"Morinth?" repeated Eliah. An echo in her ear told her that Roland had done the same thing. She glanced at him. "You know her?"

He scoffed, offended. "Oh, please. Who doesn't know the Red Widow? She's one of the highest paid assassins in all the Mortal Realms. She's like the murderous equivalent of me."

"Only she's never been caught and has a bounty that's five times the size of yours."

"Are you trying to insult me?"

"No. As long as you're useful, I don't care about your size."

He blinked. "You're talking about my bounty, right?"

She scowled at him.

"Right, of course you were." He turned his attention back to Mica. "So what exactly are you doing here? Pillaging from defenceless travellers isn't really Morinth's style. She's more of the 'creep about in the shadows and strike when you least expect it' type."

"I'm not 'sposed to say," mumbled the youth.

"Mica…" said Eliah warningly.

"Ah, but I'll tell you anyway!
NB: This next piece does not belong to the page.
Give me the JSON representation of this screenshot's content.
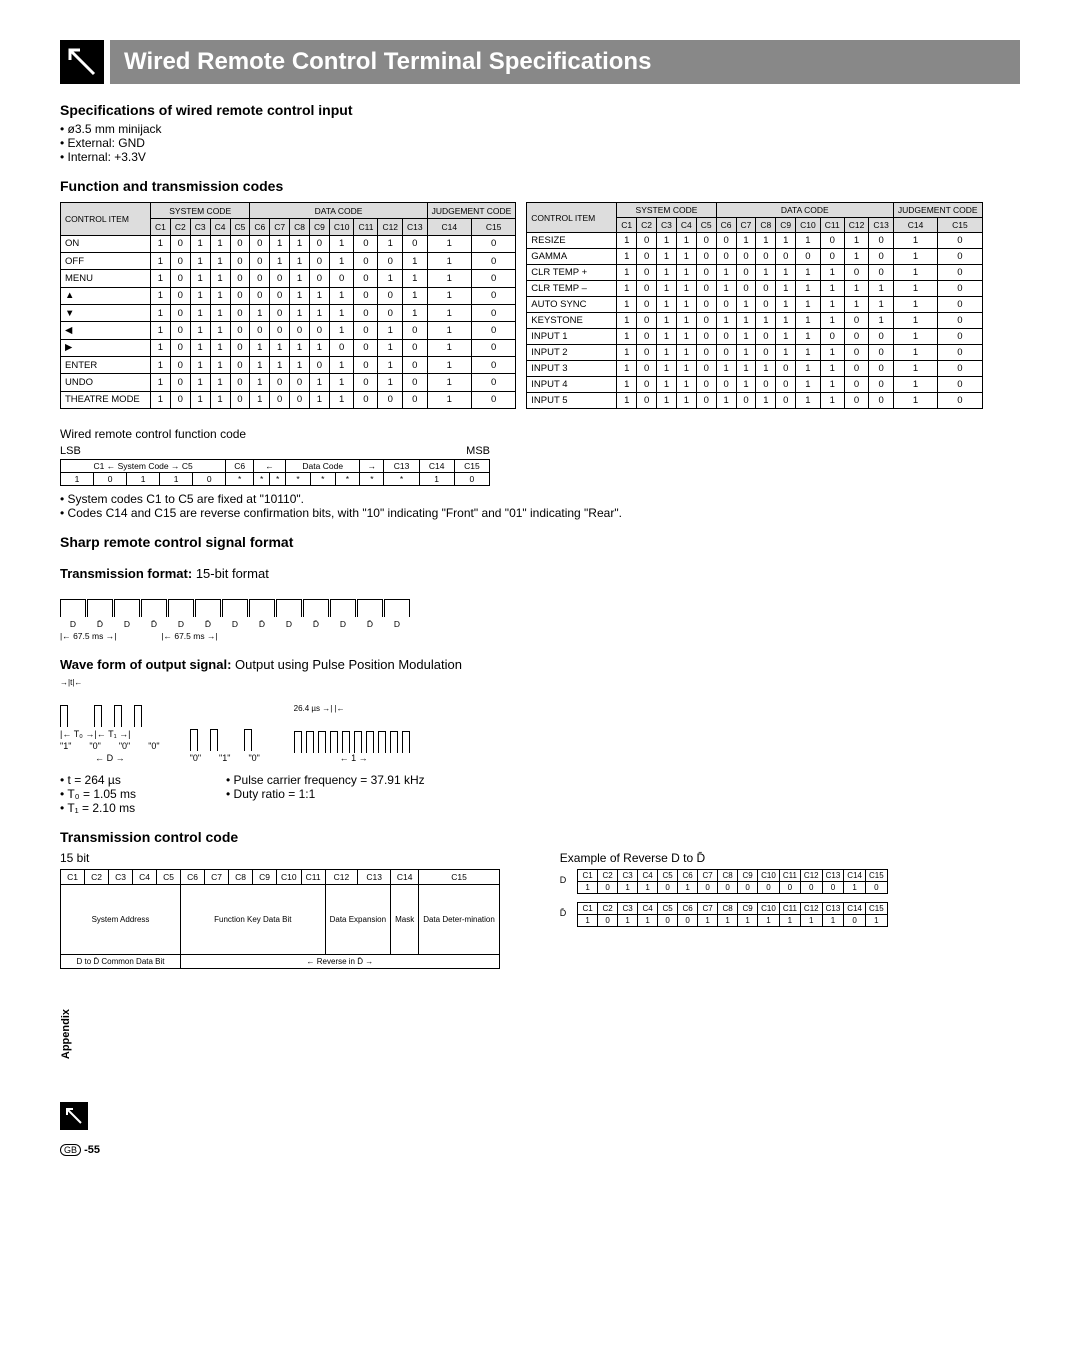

She sent us out to the other carriages as a distraction… mainly a-cause the Snakehead wouldn't shut up about wanting to make some coin. We were supposed to make sure that no one disturbed her while she carried out her job."

Thief and bounty hunter exchanged glances. "What job?" they asked simultaneously.

"She's got a contract on one of the passengers in first-class," blurted the boy. "One of the nobility from Valles, I think. That's all I know, I swear!"

"I see…"

Mica cringed as Eliah reached into her cloak, half-expecting the bounty hunter to punch him for being unable to divulge more information. She didn't. All she did was pull another pair of shackles from beneath her cloak and chain him to the nearest stool.

"Nobility from the Kingdom of Valles…" she muttered and paused when she realised that Roland was frowning at her. "What?"

"I've been wondering for a while now, where do you keep pulling those shackles from? It's almost like you pull them out from your a—owowowowow!" He yelped as Eliah pinched his ear and twisted.

"I'd tell you to stop running your mouth, but we both know that's not going to happen. Come on, we need to get back to our compartment. I have a feeling that little Miss Priestess-In-Training is in danger."


Myra sat on the floor, nursing a bruised forehead. She'd somehow managed to smack it on the edge of the opposite seat when the sudden jarring stop had catapulted her out of her chair. "By the Goddess, what was that?" she moaned as she rubbed the aching spot.

"Nothing good, I'd say," said Col gruffly as he grabbed his charge by the elbow and hauled her back into her chair. "You hurt?"

She waved him off. "I'm fine, just a little bump on the head."

"Alright, I'm going to see if I can find out what's going on. Stay put, you hear."

"Yeah, yeah…"

Col scowled at her. "No, not, 'yeah, yeah.' When you say that, I know that you're not listening to a word I'm saying. I'm not going to get in trouble with your royal father because you ignored my orders and ran off to get yourself tangled up in something dangerous again, Princess Myrathina."

Myra sighed and plastered what she hoped was a sincere smile onto her face as she said sweetly, "I swear upon my father's crown not to leave the confines of this compartment until you return, Master Col."

"Yeah, yeah…" grumbled Col. He unsheathed his sword and stepped out into the corridor, closing the door behind him.

Myra drummed her fingers against the armrest of her seat and waited impatiently for him to return. He couldn't have been gone for more than a minute when the door started to slide open again. She leapt to her feet and pulled it the full way to let Col back into the room. "Well that was quick, what's going—"

She froze mid-sentence as the edge of a dagger pressed lightly against her neck. Her blue eyes locked onto a pair of disturbingly crimson ones.

"Who are you?" she asked.

The crimson eyes glinted and below them a pair of glossy, blood-red lips curved into a sardonic smile. "Why hello there, kitten," said the curvaceous, dark-haired woman standing in the door. "They call me Morinth. But you need not remember it because in about twenty seconds, I'll be carving it into your jugular vein."